Regulatory and compliance

The European Commission is proposing to pay invoices within 30 days

Published on 22nd Dec 2023

The proposed regulation strengthens measures against late payment in European commercial transactions

Zoom view of a euro banknote

A new proposal by the European Commission is looking to introduce measures to combat late payment, focusing on tackling late payment of invoices or recurrent non-payment situations. The regulation has revised the current directive that has been in force since 2011 to bring fairness to commercial transactions at a European level, strengthen the resilience of small to medium-sized enterprises (SMEs) and improve entrepreneurs' financial literacy.

Main innovations of the proposed regulation

The European Union has introduced an initiative regarding the payment of commercial transactions. The proposal mandates that all invoices must be paid within 30 days, with Member States being warned that penalties and fines will be imposed on businesses that fail to comply.

The new proposal limits the acceptance or verification procedures for identifying goods and services. These procedures will only be allowed in specific cases when their use is essential due to the unique nature of the contract. Additionally, the proposal outlines that such procedures may not take longer than 30 days to complete.

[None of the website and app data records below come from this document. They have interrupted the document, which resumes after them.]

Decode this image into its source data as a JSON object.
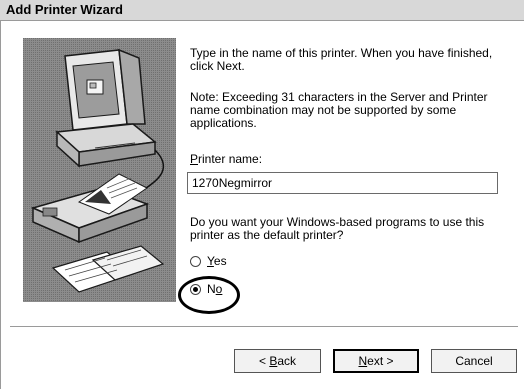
{
  "window": {
    "title": "Add Printer Wizard"
  },
  "illustration": {
    "name": "computer-fax-printer-illustration"
  },
  "content": {
    "intro": "Type in the name of this printer.  When you have finished, click Next.",
    "note": "Note:  Exceeding 31 characters in the Server and Printer name combination may not be supported by some applications.",
    "printer_name_label_mnemonic": "P",
    "printer_name_label_rest": "rinter name:",
    "printer_name_value": "1270Negmirror",
    "default_question": "Do you want your Windows-based programs to use this printer as the default printer?",
    "options": [
      {
        "pre": "",
        "mnemonic": "Y",
        "post": "es",
        "checked": false
      },
      {
        "pre": "N",
        "mnemonic": "o",
        "post": "",
        "checked": true
      }
    ]
  },
  "buttons": {
    "back": {
      "pre": "< ",
      "mnemonic": "B",
      "post": "ack"
    },
    "next": {
      "pre": "",
      "mnemonic": "N",
      "post": "ext >"
    },
    "cancel": {
      "label": "Cancel"
    }
  }
}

The recently introduced regulation aims to enhance the protection of creditors by implementing new measures. One of the main proposals is to make interest payments automatic and obligatory for creditors until the entire debt is paid off. This would mean that the creditor would no longer be responsible for chasing interest recovery, as that responsibility would be transferred to the debtor in the event of late payment.

The proposed regulation includes several provisions invalidating contractual clauses requiring payment periods longer than 30 days. Additionally, clauses that limit or exclude the creditor's right to claim interest for late payment or compensation for collection management costs will be declared null and void. The regulation also invalidates clauses that delay the acceptance or verification process beyond 30 days and deliberately postpone the invoice dispatch to delay payment.

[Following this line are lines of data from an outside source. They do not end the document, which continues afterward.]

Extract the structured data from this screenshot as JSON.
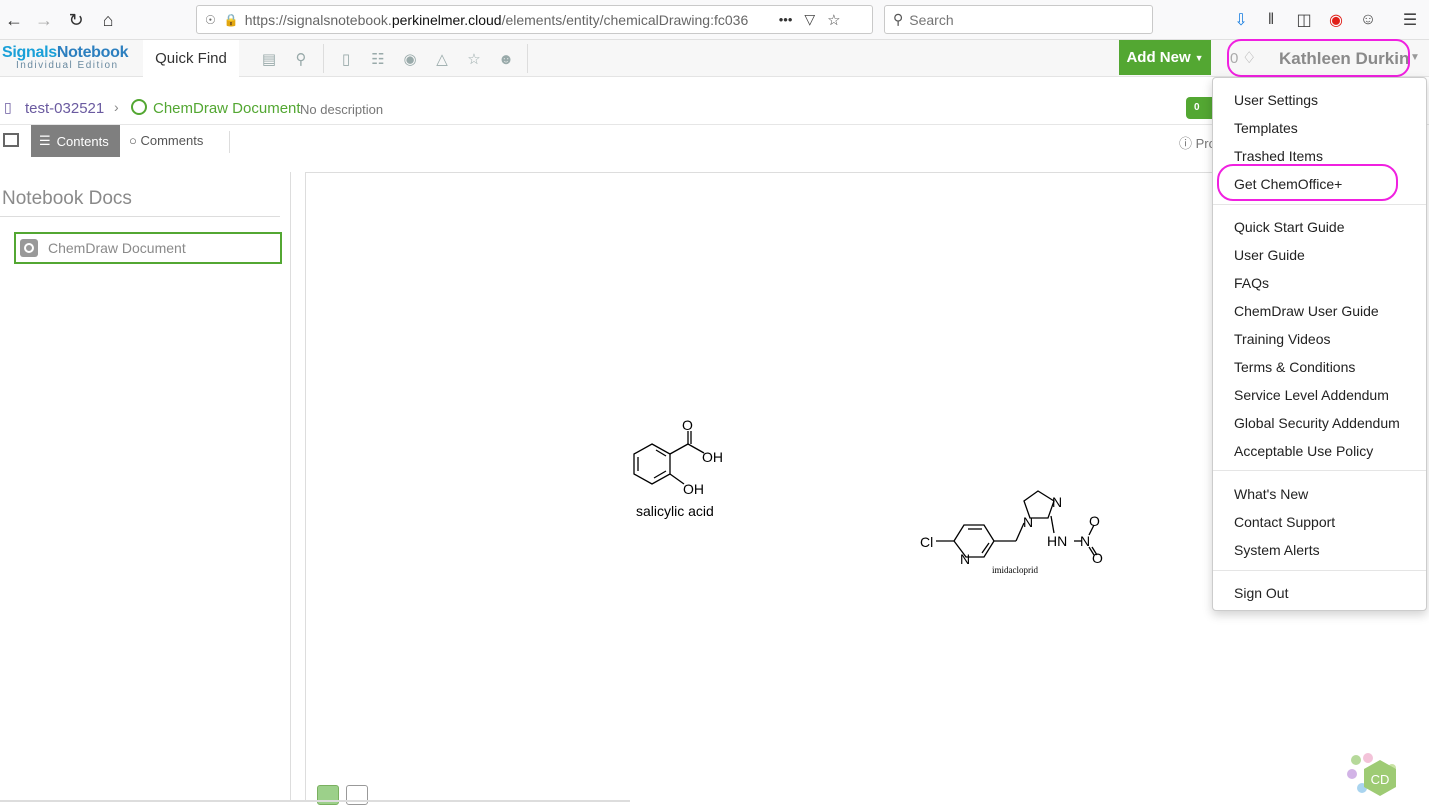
{
  "browser": {
    "url_prefix": "https://signalsnotebook.",
    "url_domain": "perkinelmer.cloud",
    "url_path": "/elements/entity/chemicalDrawing:fc036",
    "more_label": "•••",
    "search_placeholder": "Search"
  },
  "app": {
    "logo_main": "Signals",
    "logo_main2": "Notebook",
    "logo_sub": "Individual Edition",
    "quick_find": "Quick Find",
    "add_new": "Add New",
    "notif_count": "0",
    "user_name": "Kathleen Durkin"
  },
  "breadcrumb": {
    "notebook": "test-032521",
    "document": "ChemDraw Document",
    "description": "No description",
    "comment_count": "0"
  },
  "tabs": {
    "contents": "Contents",
    "comments": "Comments",
    "properties": "Pro"
  },
  "left_panel": {
    "title": "Notebook Docs",
    "items": [
      {
        "label": "ChemDraw Document"
      }
    ]
  },
  "canvas": {
    "molecule1_name": "salicylic acid",
    "molecule1_oh1": "OH",
    "molecule1_oh2": "OH",
    "molecule1_o": "O",
    "molecule2_name": "imidacloprid",
    "molecule2_cl": "Cl",
    "molecule2_n1": "N",
    "molecule2_n2": "N",
    "molecule2_n3": "N",
    "molecule2_hn": "HN",
    "molecule2_no2_n": "N",
    "molecule2_o1": "O",
    "molecule2_o2": "O",
    "badge": "CD"
  },
  "user_menu": {
    "group1": [
      "User Settings",
      "Templates",
      "Trashed Items",
      "Get ChemOffice+"
    ],
    "group2": [
      "Quick Start Guide",
      "User Guide",
      "FAQs",
      "ChemDraw User Guide",
      "Training Videos",
      "Terms & Conditions",
      "Service Level Addendum",
      "Global Security Addendum",
      "Acceptable Use Policy"
    ],
    "group3": [
      "What's New",
      "Contact Support",
      "System Alerts"
    ],
    "group4": [
      "Sign Out"
    ]
  },
  "colors": {
    "brand_green": "#53a732",
    "highlight": "#f020e0",
    "notebook_purple": "#6a5aa0"
  }
}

Transposition into national law

The Commission has proposed replacing the existing directive with a regulation that can be directly applied to Member States. This move aims to create a uniform set of rules across the European Union, benefitting businesses that engage in cross-border trade. The proposed regulation will allow Member States some degree of leeway in certain areas, such as the regulation of enforcement bodies, alternative dispute resolution mechanisms, and the provision of credit control and digital financial literacy training.

Transposition and entry into force

After the European Parliament and the Council have adopted the new rule, it will come into effect one year after the regulation entered into force. This means that the day after the regulation is published in the Official Journal of the European Union, the relevant actors, such as public authorities and companies, will have ample time to take the necessary measures to comply.

The regulation mandates that any commercial transactions conducted after its effective date will be governed by its provisions, regardless of whether the underlying contract was agreed upon before that date.

Osborne Clarke comment

The newly proposed regulation encourages businesses to act against the pressing issue of late payment in European commercial transactions. The regulation has been carefully crafted to benefit businesses, especially SMEs, by establishing a clear and concise framework that eliminates any ambiguity in the current legislation. The onus will be now on businesses to ensure compliance with the new provisions. As a result, the commercial sector in Europe will have to adapt to the new rules and regulations.


* This article is current as of the date of its publication and does not necessarily reflect the present state of the law or relevant regulation.

Interested in hearing more from Osborne Clarke?